I have been spending the last few weeks at The Denizen, a luxury apartment block built by Taylor Wimpey in Golden Lane, just inside the border between the City of London and Islington. I got an email about a month ago from a Mr. Jason Chan, who it seemed had bought an investment property in the building, and on staying in it for a few days while holidaying in London, found that he had purchased a very peculiar piece of real estate. His flat in The Denizen has got a most infernal whistling in it, sort of haunting it. The thing starts any time, you never know when, and it goes on until it frightens you. It's not ordinary whistling and it isn't the wind. Wait till you hear it.
"Then there is The Denizen," said Meagle, "full of luxury apartments available at absurdly low rents and nobody will take them. It has taken toll of at least one life of every family that has lived there - however short the time - and concierge after concierge has died there. The last caretaker died just a few weeks ago."
I did not tell you last night but there was a murder done on this site hundreds of years ago, and when Taylor Wimpey laid the foundations of The Denizen, they disturbed the spirits and their luxury apartment block is now haunted by ghosts. People shy away from this place.
At two there came a visitor. None other than Wong himself. He called me on my mobile from Giddy Up, the coffee stall in Fortune Street Park and summoned me there. He didn't want to enter Taylor Wimpey's The Denizen luxury apartment block and so demanded I meet him across the road. 'You must not stay here ignorant of the rumours that are afloat,' he said. 'Of course, when I let the place to Fong I knew nothing of the open door. I had no idea there was any ghost story connected with The Denizen, or I should have kept the place empty.' He wanted to know what had I seen? What did I think of the matter? Very honestly I told him I did not know what to say. The door certainly would not remain shut and there seemed no human agency to account for its persistent opening; but then on the other hand, ghosts generally did not tamper with firearms, and my pistol, though not loaded, had been tampered with. I was sure of that.

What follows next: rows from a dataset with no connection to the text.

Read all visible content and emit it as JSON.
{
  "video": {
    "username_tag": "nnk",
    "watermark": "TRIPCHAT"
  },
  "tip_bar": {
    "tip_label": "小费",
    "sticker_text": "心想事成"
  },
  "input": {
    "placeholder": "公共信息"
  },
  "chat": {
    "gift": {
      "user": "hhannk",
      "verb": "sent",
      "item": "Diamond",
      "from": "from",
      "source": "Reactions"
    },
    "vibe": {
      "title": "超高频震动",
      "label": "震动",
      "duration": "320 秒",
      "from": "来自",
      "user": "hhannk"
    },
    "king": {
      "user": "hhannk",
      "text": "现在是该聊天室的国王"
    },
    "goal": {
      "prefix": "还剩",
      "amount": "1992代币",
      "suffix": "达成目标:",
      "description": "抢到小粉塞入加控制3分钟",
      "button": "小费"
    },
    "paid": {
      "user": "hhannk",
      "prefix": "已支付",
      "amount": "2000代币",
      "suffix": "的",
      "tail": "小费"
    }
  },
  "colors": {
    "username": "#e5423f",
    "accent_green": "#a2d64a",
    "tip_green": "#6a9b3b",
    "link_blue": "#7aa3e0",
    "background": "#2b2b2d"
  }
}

There was nothing in the bland external appearance of Taylor Wimpey’s luxury apartment block The Denizen to bear out the tales of the horror that were said to reign within. It was neither lonely nor unkempt. It was packed in between the Barbican and Golden Lane Estate, and looked exactly like similar developments aimed at property investors throughout London and beyond. It may not have been aimed at the very wealthiest investors, and so it did not boast a private swimming pool, but there was a private cinema and games room. And yet this apartment block in Golden Lane, externally was extremely similar to dozens of other bland and ugly ghost home developments on the City fringe, was entirely different, horribly different. Wherein lay this marked, invisible difference is impossible to say. It cannot be ascribed wholly to the imagination, because persons who had spent some time in The Denizen, knowing nothing of the facts, had declared positively that certain flats were so disagreeable they would rather die than enter them again, and that the atmosphere of the apartment block produced in them symptoms of a genuine terror...

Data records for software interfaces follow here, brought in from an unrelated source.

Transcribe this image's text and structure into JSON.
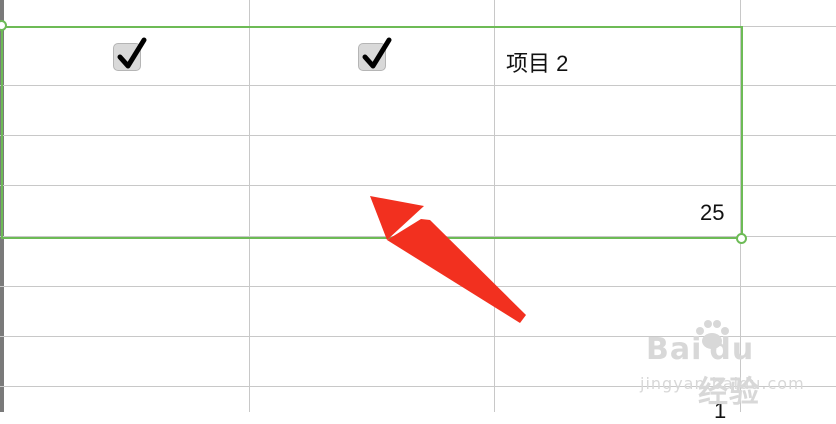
{
  "cells": {
    "r1_c1_checked": true,
    "r1_c2_checked": true,
    "r1_c3_text": "项目 2",
    "r4_c3_value": "25",
    "bottom_partial_value": "1"
  },
  "watermark": {
    "brand": "Bai du",
    "brand_suffix": "经验",
    "url": "jingyan.baidu.com"
  },
  "colors": {
    "selection": "#6dbb56",
    "arrow": "#f2301f",
    "grid": "#c8c8c8"
  },
  "icons": {
    "checkmark": "check-icon",
    "arrow": "red-arrow-annotation"
  }
}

I married, really married, a Bard at the age of nineteen: but no one knew it, and but for this confession none would ever have known I was one of those Chinese women who are made for Ovates: and among the thousands of deluded women who prostrate themselves before Bards, I was one of the most deluded. I saw the Bard’s eyes flash with interest the first time he caught sight of me, a sophisticated Chinese woman so different to his white admirers. From that day on I saw him daily. He deprived me of much, beauty, ideals and money - but in the end, I believe, I deprived him of greater things.
At the foot of my bed stood the most beautiful woman I had ever seen. She was tall with a face like Lu Xun and the brow of a banana tree ghost . She had the sweetest pair of eyes I’d ever seen. But there was something in them I didn’t understand. It wasn’t just bewilderment, it was as if she looked out at the world from inside a dream. The woman regarded me with a curious sort of wonderment and my manhood stood to attention beneath her delirious gaze. “Where am I? Have we met before?” “I don't think so. But don't be alarmed. You are quite safe. You must have been sleepwalking." “But where did I drift in here from?” “That is a question you will have to answer. Do you live in The Denizen?” “The Denizen?” "We’re in The Denizen!” I cried. “This is a luxury apartment block in the beating heart of the ancient ward of Cripplegate, just outside the original walls of the City of London, an area historically notorious for its cony catchers, bawdy houses and molly houses.”